• Work task
Note how many lines of the data below hold the word "false", then give that number with no other text.

• Entries provided
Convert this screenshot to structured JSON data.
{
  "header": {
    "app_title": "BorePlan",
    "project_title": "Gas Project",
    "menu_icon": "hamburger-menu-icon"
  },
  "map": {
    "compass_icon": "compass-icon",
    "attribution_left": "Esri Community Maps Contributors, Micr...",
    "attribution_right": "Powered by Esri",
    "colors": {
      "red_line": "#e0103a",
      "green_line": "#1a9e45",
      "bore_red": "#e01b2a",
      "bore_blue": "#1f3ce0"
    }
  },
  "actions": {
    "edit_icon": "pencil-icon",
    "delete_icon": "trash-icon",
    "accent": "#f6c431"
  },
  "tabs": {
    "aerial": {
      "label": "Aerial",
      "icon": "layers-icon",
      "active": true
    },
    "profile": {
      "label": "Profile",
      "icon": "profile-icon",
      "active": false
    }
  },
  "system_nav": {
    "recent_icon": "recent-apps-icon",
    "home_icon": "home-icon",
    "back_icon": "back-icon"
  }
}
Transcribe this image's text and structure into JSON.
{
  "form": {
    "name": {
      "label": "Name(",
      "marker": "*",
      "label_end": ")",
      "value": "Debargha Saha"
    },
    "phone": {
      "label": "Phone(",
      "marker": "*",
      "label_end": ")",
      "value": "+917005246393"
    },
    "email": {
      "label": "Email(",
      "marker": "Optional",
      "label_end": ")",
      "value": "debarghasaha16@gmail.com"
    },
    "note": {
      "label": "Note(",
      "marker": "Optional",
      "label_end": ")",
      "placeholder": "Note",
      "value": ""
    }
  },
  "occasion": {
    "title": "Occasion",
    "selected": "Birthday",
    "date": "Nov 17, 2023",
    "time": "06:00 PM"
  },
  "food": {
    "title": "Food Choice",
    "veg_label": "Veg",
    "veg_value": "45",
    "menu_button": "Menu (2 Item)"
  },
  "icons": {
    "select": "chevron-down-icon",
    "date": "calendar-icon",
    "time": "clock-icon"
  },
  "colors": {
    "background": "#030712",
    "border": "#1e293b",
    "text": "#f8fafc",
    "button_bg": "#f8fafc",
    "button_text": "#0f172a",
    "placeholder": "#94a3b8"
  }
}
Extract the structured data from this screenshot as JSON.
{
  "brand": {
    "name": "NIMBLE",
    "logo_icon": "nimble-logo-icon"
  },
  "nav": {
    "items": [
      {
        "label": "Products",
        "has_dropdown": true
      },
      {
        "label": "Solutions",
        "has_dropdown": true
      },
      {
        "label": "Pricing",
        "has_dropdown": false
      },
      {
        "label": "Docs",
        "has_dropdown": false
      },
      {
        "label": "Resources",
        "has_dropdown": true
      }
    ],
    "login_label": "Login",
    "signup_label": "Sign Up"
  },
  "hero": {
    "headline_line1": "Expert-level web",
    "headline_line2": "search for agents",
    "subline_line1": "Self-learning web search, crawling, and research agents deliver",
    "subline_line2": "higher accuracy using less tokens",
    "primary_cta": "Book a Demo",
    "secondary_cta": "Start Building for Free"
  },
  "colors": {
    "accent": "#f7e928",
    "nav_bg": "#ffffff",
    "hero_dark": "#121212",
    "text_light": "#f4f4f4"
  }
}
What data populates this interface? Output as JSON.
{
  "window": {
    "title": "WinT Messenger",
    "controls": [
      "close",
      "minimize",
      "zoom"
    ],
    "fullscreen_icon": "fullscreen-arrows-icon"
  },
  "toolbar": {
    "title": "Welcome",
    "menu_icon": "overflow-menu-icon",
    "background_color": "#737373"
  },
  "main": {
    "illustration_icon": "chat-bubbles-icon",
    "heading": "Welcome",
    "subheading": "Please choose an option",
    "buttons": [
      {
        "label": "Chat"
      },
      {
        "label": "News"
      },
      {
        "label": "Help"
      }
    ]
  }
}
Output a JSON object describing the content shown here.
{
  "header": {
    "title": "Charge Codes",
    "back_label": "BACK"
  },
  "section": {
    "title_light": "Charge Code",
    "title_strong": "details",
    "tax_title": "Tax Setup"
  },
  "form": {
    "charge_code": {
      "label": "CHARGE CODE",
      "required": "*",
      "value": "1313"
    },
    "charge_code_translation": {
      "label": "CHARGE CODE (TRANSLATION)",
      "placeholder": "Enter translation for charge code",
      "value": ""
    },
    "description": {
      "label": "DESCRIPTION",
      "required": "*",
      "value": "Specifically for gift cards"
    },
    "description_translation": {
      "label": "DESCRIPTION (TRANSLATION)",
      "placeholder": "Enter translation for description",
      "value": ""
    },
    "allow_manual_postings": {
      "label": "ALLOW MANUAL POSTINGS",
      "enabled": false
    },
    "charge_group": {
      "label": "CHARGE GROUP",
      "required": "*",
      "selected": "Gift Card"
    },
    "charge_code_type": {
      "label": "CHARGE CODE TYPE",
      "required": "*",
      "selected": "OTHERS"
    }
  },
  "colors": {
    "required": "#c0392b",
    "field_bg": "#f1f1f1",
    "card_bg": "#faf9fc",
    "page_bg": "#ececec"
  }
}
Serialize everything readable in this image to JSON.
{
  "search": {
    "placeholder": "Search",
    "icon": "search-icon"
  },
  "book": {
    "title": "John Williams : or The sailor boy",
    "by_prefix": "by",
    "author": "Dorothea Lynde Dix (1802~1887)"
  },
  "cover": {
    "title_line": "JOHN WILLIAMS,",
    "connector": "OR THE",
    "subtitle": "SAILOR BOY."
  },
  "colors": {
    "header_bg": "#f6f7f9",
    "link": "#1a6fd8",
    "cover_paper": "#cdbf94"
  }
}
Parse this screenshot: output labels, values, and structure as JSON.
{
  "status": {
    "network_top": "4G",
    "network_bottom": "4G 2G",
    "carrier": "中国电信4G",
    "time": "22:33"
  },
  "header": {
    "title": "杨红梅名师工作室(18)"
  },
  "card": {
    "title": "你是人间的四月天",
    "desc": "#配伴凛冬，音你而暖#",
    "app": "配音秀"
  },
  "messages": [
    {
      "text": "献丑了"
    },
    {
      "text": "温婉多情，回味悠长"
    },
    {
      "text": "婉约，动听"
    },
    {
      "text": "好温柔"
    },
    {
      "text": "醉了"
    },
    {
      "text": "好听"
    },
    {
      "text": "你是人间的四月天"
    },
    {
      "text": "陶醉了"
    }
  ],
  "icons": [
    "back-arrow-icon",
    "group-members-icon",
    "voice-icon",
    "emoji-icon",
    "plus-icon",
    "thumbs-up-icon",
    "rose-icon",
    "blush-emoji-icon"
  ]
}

• Reply to the exercise
4